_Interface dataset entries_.
'''
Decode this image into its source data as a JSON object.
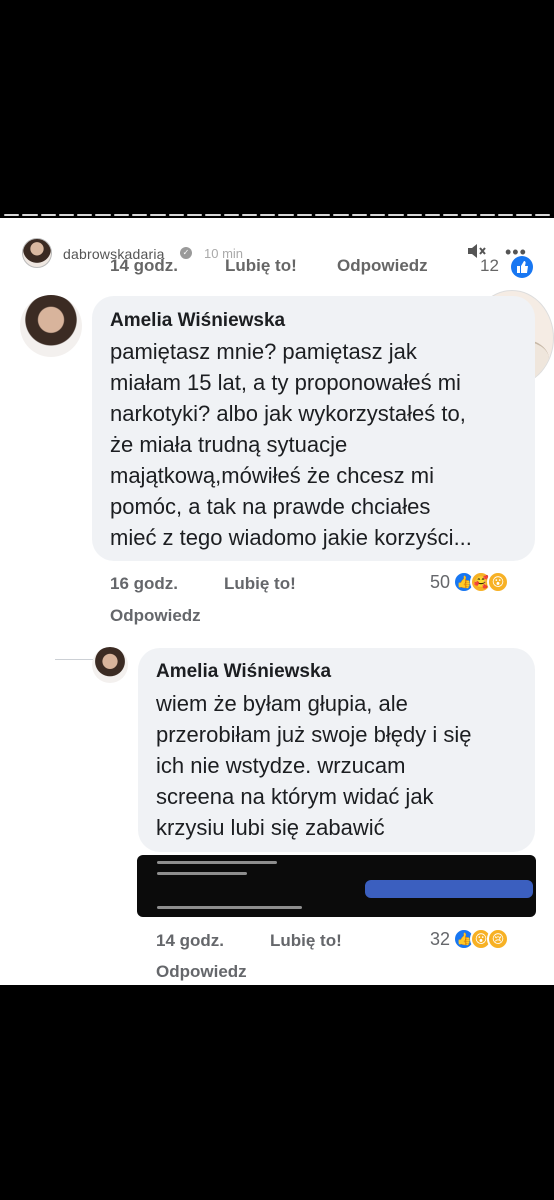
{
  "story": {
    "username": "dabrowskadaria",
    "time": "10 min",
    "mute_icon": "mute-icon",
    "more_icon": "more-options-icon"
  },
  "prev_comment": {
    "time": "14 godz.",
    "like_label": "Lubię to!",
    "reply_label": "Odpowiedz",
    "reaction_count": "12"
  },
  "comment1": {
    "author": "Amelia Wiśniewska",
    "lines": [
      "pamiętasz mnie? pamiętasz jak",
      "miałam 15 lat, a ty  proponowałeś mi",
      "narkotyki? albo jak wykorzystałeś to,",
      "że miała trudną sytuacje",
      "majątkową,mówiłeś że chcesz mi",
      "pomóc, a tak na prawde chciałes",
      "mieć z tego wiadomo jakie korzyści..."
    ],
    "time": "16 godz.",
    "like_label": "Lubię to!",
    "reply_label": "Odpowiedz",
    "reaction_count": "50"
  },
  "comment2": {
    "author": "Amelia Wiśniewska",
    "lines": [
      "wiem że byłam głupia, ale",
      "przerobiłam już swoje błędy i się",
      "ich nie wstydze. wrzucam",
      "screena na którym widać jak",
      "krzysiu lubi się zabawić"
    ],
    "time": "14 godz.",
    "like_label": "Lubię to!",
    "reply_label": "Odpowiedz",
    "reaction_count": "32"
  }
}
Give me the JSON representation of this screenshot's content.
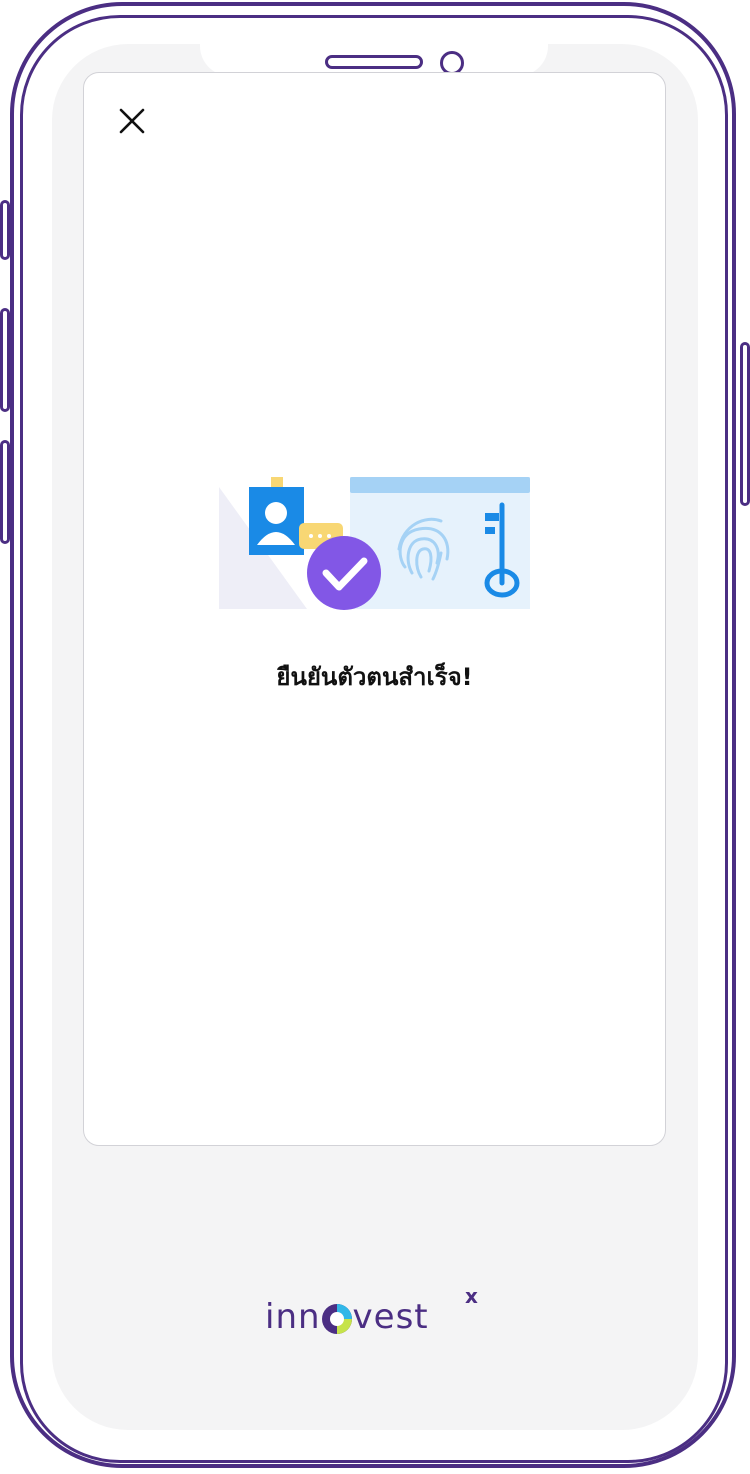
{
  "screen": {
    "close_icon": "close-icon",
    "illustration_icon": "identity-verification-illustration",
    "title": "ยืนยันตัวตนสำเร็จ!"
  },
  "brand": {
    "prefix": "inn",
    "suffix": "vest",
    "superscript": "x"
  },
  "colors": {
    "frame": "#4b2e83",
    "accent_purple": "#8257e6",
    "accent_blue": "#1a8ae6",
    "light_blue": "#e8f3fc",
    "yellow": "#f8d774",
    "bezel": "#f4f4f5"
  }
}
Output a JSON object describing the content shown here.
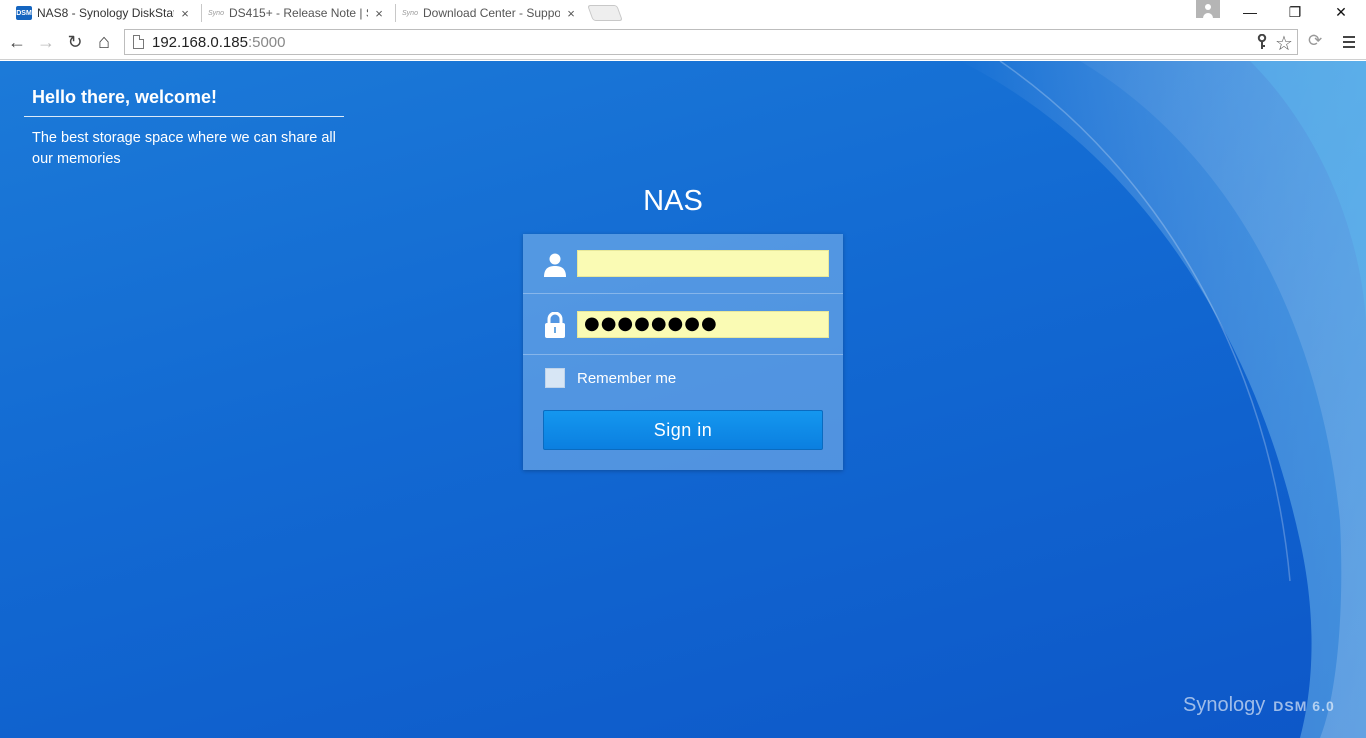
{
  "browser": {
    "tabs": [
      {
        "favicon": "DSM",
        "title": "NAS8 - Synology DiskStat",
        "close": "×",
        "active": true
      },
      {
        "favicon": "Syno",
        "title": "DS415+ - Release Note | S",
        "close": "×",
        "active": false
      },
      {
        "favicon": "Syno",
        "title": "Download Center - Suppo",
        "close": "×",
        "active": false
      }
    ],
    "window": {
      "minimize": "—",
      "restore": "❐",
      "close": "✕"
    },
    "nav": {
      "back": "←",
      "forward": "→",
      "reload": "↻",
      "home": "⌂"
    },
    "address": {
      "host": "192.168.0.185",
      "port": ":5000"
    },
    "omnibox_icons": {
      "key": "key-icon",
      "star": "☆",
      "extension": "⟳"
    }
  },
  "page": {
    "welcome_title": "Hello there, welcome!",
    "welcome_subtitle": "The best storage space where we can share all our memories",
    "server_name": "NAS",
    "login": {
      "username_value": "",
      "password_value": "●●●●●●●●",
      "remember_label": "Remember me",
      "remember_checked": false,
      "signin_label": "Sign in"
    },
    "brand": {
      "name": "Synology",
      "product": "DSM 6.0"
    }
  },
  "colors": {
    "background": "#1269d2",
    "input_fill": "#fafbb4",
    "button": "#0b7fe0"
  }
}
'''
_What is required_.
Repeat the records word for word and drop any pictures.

_Exercise output_.
Decode this image into its source data as a JSON object.
{
  "story": {
    "username": "dabrowskadaria",
    "time": "10 min",
    "mute_icon": "mute-icon",
    "more_icon": "more-options-icon"
  },
  "prev_comment": {
    "time": "14 godz.",
    "like_label": "Lubię to!",
    "reply_label": "Odpowiedz",
    "reaction_count": "12"
  },
  "comment1": {
    "author": "Amelia Wiśniewska",
    "lines": [
      "pamiętasz mnie? pamiętasz jak",
      "miałam 15 lat, a ty  proponowałeś mi",
      "narkotyki? albo jak wykorzystałeś to,",
      "że miała trudną sytuacje",
      "majątkową,mówiłeś że chcesz mi",
      "pomóc, a tak na prawde chciałes",
      "mieć z tego wiadomo jakie korzyści..."
    ],
    "time": "16 godz.",
    "like_label": "Lubię to!",
    "reply_label": "Odpowiedz",
    "reaction_count": "50"
  },
  "comment2": {
    "author": "Amelia Wiśniewska",
    "lines": [
      "wiem że byłam głupia, ale",
      "przerobiłam już swoje błędy i się",
      "ich nie wstydze. wrzucam",
      "screena na którym widać jak",
      "krzysiu lubi się zabawić"
    ],
    "time": "14 godz.",
    "like_label": "Lubię to!",
    "reply_label": "Odpowiedz",
    "reaction_count": "32"
  }
}
Give me the JSON representation of this screenshot's content.
{
  "screen": {
    "close_icon": "close-icon",
    "illustration_icon": "identity-verification-illustration",
    "title": "ยืนยันตัวตนสำเร็จ!"
  },
  "brand": {
    "prefix": "inn",
    "suffix": "vest",
    "superscript": "x"
  },
  "colors": {
    "frame": "#4b2e83",
    "accent_purple": "#8257e6",
    "accent_blue": "#1a8ae6",
    "light_blue": "#e8f3fc",
    "yellow": "#f8d774",
    "bezel": "#f4f4f5"
  }
}
Output a JSON object describing the content shown here.
{
  "browser": {
    "tabs": [
      {
        "favicon": "DSM",
        "title": "NAS8 - Synology DiskStat",
        "close": "×",
        "active": true
      },
      {
        "favicon": "Syno",
        "title": "DS415+ - Release Note | S",
        "close": "×",
        "active": false
      },
      {
        "favicon": "Syno",
        "title": "Download Center - Suppo",
        "close": "×",
        "active": false
      }
    ],
    "window": {
      "minimize": "—",
      "restore": "❐",
      "close": "✕"
    },
    "nav": {
      "back": "←",
      "forward": "→",
      "reload": "↻",
      "home": "⌂"
    },
    "address": {
      "host": "192.168.0.185",
      "port": ":5000"
    },
    "omnibox_icons": {
      "key": "key-icon",
      "star": "☆",
      "extension": "⟳"
    }
  },
  "page": {
    "welcome_title": "Hello there, welcome!",
    "welcome_subtitle": "The best storage space where we can share all our memories",
    "server_name": "NAS",
    "login": {
      "username_value": "",
      "password_value": "●●●●●●●●",
      "remember_label": "Remember me",
      "remember_checked": false,
      "signin_label": "Sign in"
    },
    "brand": {
      "name": "Synology",
      "product": "DSM 6.0"
    }
  },
  "colors": {
    "background": "#1269d2",
    "input_fill": "#fafbb4",
    "button": "#0b7fe0"
  }
}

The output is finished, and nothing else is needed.